Records provided.

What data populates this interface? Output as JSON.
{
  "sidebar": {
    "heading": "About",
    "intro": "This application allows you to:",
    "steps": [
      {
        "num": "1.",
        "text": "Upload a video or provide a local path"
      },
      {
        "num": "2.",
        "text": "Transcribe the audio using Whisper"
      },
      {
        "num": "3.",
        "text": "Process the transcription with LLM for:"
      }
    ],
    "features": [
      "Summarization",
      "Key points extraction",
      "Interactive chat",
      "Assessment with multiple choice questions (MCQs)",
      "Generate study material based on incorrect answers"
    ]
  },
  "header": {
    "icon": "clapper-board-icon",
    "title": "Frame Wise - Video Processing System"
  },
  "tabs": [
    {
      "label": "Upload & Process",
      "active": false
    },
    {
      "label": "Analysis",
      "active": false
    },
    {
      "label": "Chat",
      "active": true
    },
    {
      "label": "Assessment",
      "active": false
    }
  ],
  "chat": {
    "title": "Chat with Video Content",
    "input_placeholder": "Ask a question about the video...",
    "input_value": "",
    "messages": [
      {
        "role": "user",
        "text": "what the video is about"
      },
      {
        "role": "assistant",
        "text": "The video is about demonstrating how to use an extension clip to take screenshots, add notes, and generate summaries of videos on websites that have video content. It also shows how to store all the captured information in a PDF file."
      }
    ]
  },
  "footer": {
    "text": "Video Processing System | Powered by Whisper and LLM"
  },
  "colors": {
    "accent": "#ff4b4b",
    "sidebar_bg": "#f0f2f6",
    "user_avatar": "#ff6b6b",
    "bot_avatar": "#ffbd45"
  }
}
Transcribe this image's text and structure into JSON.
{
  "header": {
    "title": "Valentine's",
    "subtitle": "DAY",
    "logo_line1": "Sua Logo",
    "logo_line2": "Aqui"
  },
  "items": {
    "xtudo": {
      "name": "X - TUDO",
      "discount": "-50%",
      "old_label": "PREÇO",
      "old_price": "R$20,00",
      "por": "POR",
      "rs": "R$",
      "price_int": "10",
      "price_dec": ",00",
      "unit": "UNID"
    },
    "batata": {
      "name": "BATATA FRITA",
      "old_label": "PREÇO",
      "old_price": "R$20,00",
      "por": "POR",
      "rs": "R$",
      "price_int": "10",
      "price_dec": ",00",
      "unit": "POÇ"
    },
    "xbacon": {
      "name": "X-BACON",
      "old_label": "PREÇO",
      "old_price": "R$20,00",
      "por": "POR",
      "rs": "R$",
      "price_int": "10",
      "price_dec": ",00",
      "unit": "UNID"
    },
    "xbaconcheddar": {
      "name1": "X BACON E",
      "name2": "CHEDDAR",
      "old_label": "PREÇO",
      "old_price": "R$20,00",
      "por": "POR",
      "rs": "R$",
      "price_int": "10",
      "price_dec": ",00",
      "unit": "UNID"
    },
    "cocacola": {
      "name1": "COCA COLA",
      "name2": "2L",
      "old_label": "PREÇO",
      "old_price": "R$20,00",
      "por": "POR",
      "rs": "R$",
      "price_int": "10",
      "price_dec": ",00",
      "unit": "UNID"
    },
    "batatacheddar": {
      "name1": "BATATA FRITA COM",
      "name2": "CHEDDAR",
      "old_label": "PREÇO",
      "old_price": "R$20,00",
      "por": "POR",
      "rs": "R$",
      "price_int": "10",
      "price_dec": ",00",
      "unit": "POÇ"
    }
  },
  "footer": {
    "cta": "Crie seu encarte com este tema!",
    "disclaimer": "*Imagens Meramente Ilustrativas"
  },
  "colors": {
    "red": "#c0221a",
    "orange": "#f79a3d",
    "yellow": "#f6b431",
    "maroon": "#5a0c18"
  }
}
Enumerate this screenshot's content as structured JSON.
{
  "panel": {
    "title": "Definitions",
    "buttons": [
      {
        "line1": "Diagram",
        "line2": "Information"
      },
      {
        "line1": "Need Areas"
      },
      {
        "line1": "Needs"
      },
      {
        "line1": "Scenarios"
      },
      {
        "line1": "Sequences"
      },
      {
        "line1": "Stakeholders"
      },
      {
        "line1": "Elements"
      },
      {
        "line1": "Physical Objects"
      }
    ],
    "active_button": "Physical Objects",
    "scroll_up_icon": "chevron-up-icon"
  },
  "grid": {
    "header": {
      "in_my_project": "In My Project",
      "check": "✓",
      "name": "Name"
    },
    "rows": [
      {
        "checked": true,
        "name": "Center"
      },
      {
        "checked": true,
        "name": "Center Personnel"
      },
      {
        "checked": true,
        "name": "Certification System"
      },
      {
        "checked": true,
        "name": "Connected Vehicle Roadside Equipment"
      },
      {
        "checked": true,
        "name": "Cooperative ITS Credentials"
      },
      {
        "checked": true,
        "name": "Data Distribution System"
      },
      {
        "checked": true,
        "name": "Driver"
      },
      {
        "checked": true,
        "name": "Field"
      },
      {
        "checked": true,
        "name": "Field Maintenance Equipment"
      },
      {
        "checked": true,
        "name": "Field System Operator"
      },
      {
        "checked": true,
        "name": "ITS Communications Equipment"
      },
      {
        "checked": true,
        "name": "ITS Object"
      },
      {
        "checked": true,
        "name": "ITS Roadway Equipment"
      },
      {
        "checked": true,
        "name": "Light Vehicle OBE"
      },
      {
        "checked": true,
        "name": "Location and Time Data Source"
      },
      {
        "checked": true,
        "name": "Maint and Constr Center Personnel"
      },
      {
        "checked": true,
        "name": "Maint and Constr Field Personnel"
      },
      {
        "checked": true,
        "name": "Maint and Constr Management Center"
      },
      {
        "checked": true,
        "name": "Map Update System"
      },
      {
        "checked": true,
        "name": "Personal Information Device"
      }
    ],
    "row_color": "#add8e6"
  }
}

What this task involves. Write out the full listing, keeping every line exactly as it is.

Result of this task.
What data populates this interface? Output as JSON.
{
  "sidebar": {
    "heading": "About",
    "intro": "This application allows you to:",
    "steps": [
      {
        "num": "1.",
        "text": "Upload a video or provide a local path"
      },
      {
        "num": "2.",
        "text": "Transcribe the audio using Whisper"
      },
      {
        "num": "3.",
        "text": "Process the transcription with LLM for:"
      }
    ],
    "features": [
      "Summarization",
      "Key points extraction",
      "Interactive chat",
      "Assessment with multiple choice questions (MCQs)",
      "Generate study material based on incorrect answers"
    ]
  },
  "header": {
    "icon": "clapper-board-icon",
    "title": "Frame Wise - Video Processing System"
  },
  "tabs": [
    {
      "label": "Upload & Process",
      "active": false
    },
    {
      "label": "Analysis",
      "active": false
    },
    {
      "label": "Chat",
      "active": true
    },
    {
      "label": "Assessment",
      "active": false
    }
  ],
  "chat": {
    "title": "Chat with Video Content",
    "input_placeholder": "Ask a question about the video...",
    "input_value": "",
    "messages": [
      {
        "role": "user",
        "text": "what the video is about"
      },
      {
        "role": "assistant",
        "text": "The video is about demonstrating how to use an extension clip to take screenshots, add notes, and generate summaries of videos on websites that have video content. It also shows how to store all the captured information in a PDF file."
      }
    ]
  },
  "footer": {
    "text": "Video Processing System | Powered by Whisper and LLM"
  },
  "colors": {
    "accent": "#ff4b4b",
    "sidebar_bg": "#f0f2f6",
    "user_avatar": "#ff6b6b",
    "bot_avatar": "#ffbd45"
  }
}
Transcribe this image's text and structure into JSON.
{
  "header": {
    "title": "Valentine's",
    "subtitle": "DAY",
    "logo_line1": "Sua Logo",
    "logo_line2": "Aqui"
  },
  "items": {
    "xtudo": {
      "name": "X - TUDO",
      "discount": "-50%",
      "old_label": "PREÇO",
      "old_price": "R$20,00",
      "por": "POR",
      "rs": "R$",
      "price_int": "10",
      "price_dec": ",00",
      "unit": "UNID"
    },
    "batata": {
      "name": "BATATA FRITA",
      "old_label": "PREÇO",
      "old_price": "R$20,00",
      "por": "POR",
      "rs": "R$",
      "price_int": "10",
      "price_dec": ",00",
      "unit": "POÇ"
    },
    "xbacon": {
      "name": "X-BACON",
      "old_label": "PREÇO",
      "old_price": "R$20,00",
      "por": "POR",
      "rs": "R$",
      "price_int": "10",
      "price_dec": ",00",
      "unit": "UNID"
    },
    "xbaconcheddar": {
      "name1": "X BACON E",
      "name2": "CHEDDAR",
      "old_label": "PREÇO",
      "old_price": "R$20,00",
      "por": "POR",
      "rs": "R$",
      "price_int": "10",
      "price_dec": ",00",
      "unit": "UNID"
    },
    "cocacola": {
      "name1": "COCA COLA",
      "name2": "2L",
      "old_label": "PREÇO",
      "old_price": "R$20,00",
      "por": "POR",
      "rs": "R$",
      "price_int": "10",
      "price_dec": ",00",
      "unit": "UNID"
    },
    "batatacheddar": {
      "name1": "BATATA FRITA COM",
      "name2": "CHEDDAR",
      "old_label": "PREÇO",
      "old_price": "R$20,00",
      "por": "POR",
      "rs": "R$",
      "price_int": "10",
      "price_dec": ",00",
      "unit": "POÇ"
    }
  },
  "footer": {
    "cta": "Crie seu encarte com este tema!",
    "disclaimer": "*Imagens Meramente Ilustrativas"
  },
  "colors": {
    "red": "#c0221a",
    "orange": "#f79a3d",
    "yellow": "#f6b431",
    "maroon": "#5a0c18"
  }
}
Enumerate this screenshot's content as structured JSON.
{
  "panel": {
    "title": "Definitions",
    "buttons": [
      {
        "line1": "Diagram",
        "line2": "Information"
      },
      {
        "line1": "Need Areas"
      },
      {
        "line1": "Needs"
      },
      {
        "line1": "Scenarios"
      },
      {
        "line1": "Sequences"
      },
      {
        "line1": "Stakeholders"
      },
      {
        "line1": "Elements"
      },
      {
        "line1": "Physical Objects"
      }
    ],
    "active_button": "Physical Objects",
    "scroll_up_icon": "chevron-up-icon"
  },
  "grid": {
    "header": {
      "in_my_project": "In My Project",
      "check": "✓",
      "name": "Name"
    },
    "rows": [
      {
        "checked": true,
        "name": "Center"
      },
      {
        "checked": true,
        "name": "Center Personnel"
      },
      {
        "checked": true,
        "name": "Certification System"
      },
      {
        "checked": true,
        "name": "Connected Vehicle Roadside Equipment"
      },
      {
        "checked": true,
        "name": "Cooperative ITS Credentials"
      },
      {
        "checked": true,
        "name": "Data Distribution System"
      },
      {
        "checked": true,
        "name": "Driver"
      },
      {
        "checked": true,
        "name": "Field"
      },
      {
        "checked": true,
        "name": "Field Maintenance Equipment"
      },
      {
        "checked": true,
        "name": "Field System Operator"
      },
      {
        "checked": true,
        "name": "ITS Communications Equipment"
      },
      {
        "checked": true,
        "name": "ITS Object"
      },
      {
        "checked": true,
        "name": "ITS Roadway Equipment"
      },
      {
        "checked": true,
        "name": "Light Vehicle OBE"
      },
      {
        "checked": true,
        "name": "Location and Time Data Source"
      },
      {
        "checked": true,
        "name": "Maint and Constr Center Personnel"
      },
      {
        "checked": true,
        "name": "Maint and Constr Field Personnel"
      },
      {
        "checked": true,
        "name": "Maint and Constr Management Center"
      },
      {
        "checked": true,
        "name": "Map Update System"
      },
      {
        "checked": true,
        "name": "Personal Information Device"
      }
    ],
    "row_color": "#add8e6"
  }
}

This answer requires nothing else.